This procedure may be performed on all vehicles except those equipped with option code JL4, StabiliTrak or VSES. The base hydraulic brake system must be bled before performing this automated bleeding procedure.

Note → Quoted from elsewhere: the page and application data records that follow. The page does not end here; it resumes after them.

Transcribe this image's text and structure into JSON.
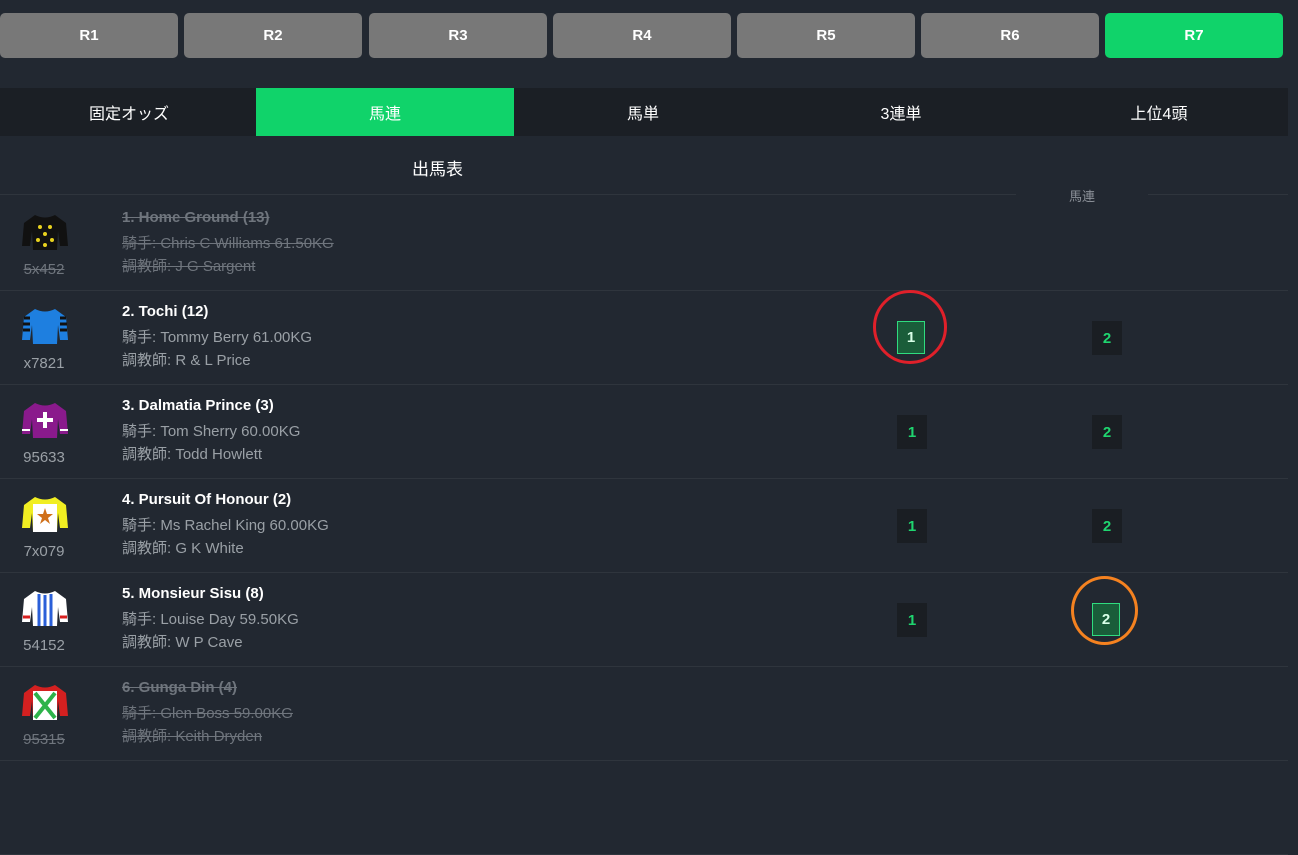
{
  "races": [
    "R1",
    "R2",
    "R3",
    "R4",
    "R5",
    "R6",
    "R7"
  ],
  "active_race": "R7",
  "tabs": [
    "固定オッズ",
    "馬連",
    "馬単",
    "3連単",
    "上位4頭"
  ],
  "active_tab": "馬連",
  "table": {
    "title": "出馬表",
    "col_label": "馬連",
    "rows": [
      {
        "name": "1. Home Ground (13)",
        "jockey": "騎手: Chris C Williams 61.50KG",
        "trainer": "調教師: J G Sargent",
        "code": "5x452",
        "scratched": true,
        "silk": "black-yellow-spots"
      },
      {
        "name": "2. Tochi (12)",
        "jockey": "騎手: Tommy Berry 61.00KG",
        "trainer": "調教師: R & L Price",
        "code": "x7821",
        "scratched": false,
        "pick1": "1",
        "pick2": "2",
        "selected1": true,
        "selected2": false,
        "silk": "blue-black"
      },
      {
        "name": "3. Dalmatia Prince (3)",
        "jockey": "騎手: Tom Sherry 60.00KG",
        "trainer": "調教師: Todd Howlett",
        "code": "95633",
        "scratched": false,
        "pick1": "1",
        "pick2": "2",
        "selected1": false,
        "selected2": false,
        "silk": "purple-white-cross"
      },
      {
        "name": "4. Pursuit Of Honour (2)",
        "jockey": "騎手: Ms Rachel King 60.00KG",
        "trainer": "調教師: G K White",
        "code": "7x079",
        "scratched": false,
        "pick1": "1",
        "pick2": "2",
        "selected1": false,
        "selected2": false,
        "silk": "yellow-white-star"
      },
      {
        "name": "5. Monsieur Sisu (8)",
        "jockey": "騎手: Louise Day 59.50KG",
        "trainer": "調教師: W P Cave",
        "code": "54152",
        "scratched": false,
        "pick1": "1",
        "pick2": "2",
        "selected1": false,
        "selected2": true,
        "silk": "blue-white-stripes"
      },
      {
        "name": "6. Gunga Din (4)",
        "jockey": "騎手: Glen Boss 59.00KG",
        "trainer": "調教師: Keith Dryden",
        "code": "95315",
        "scratched": true,
        "silk": "red-white-green"
      }
    ]
  },
  "colors": {
    "accent": "#10d36a",
    "background": "#222831",
    "tab_bar": "#1b1f25",
    "race_button": "#787878",
    "annotation_red": "#e0202a",
    "annotation_orange": "#f58220"
  }
}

Install a scan tool to the vehicle.Start the engine and idle.Depress the pedal firmly and use steady pressure on the pedal.Using the scan tool, begin the automated bleed procedure.Follow the instructions to complete the procedure. Release the pedal between each test sequence.Turn the ignition off.Remove the scan tool.Fill the brake master cylinder reservoir to the maximum-fill level.Bleed the hydraulic brake system.With the ignition off, apply the brakes three to five times, or until the brake pedal becomes firm, in order to deplete the booster power reserve.Slowly depress and release the pedal. Observe the feel of the pedal.If the brake pedal feels spongy, repeat the automated bleeding procedure. If the brake pedal still feels spongy after repeating the automated bleeding procedure, inspect the brake system for external leaks.Turn the ignition key on with the engine off; check if the brake system warning lamp remains lit.If the brake system warning lamp remains illuminated, DO NOT allow the vehicle to be driven until it is diagnosed and repaired. Refer to Symptoms – Hydraulic Brakes.Drive the vehicle to exceed 8 mph to allow ABS initialization to occur. Observe pedal feel.